[EXERCISE DATA]

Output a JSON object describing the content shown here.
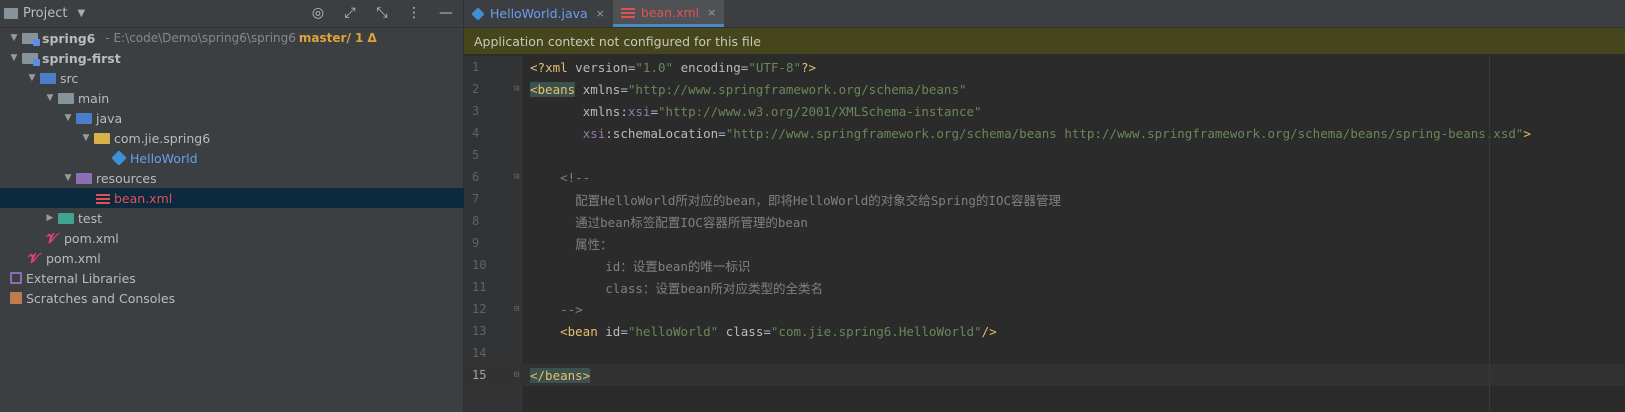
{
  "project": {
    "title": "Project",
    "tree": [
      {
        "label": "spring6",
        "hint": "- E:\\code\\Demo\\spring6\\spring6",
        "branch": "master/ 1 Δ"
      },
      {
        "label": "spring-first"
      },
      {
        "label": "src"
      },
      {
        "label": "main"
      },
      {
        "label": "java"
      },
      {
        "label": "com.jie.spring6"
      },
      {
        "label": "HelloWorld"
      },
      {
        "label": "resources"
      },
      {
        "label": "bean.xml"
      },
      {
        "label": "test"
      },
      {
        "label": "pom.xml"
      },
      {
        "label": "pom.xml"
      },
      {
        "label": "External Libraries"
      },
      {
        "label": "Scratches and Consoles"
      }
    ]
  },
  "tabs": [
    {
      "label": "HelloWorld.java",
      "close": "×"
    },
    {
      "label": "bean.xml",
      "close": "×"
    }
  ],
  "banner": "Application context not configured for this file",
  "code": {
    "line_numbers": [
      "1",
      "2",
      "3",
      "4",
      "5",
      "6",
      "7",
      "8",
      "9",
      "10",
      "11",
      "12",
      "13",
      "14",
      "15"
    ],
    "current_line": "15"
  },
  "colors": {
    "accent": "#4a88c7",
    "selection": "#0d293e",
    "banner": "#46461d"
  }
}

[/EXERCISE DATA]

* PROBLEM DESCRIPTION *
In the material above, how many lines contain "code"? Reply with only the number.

* SOLUTION TO THE PROBLEM *
2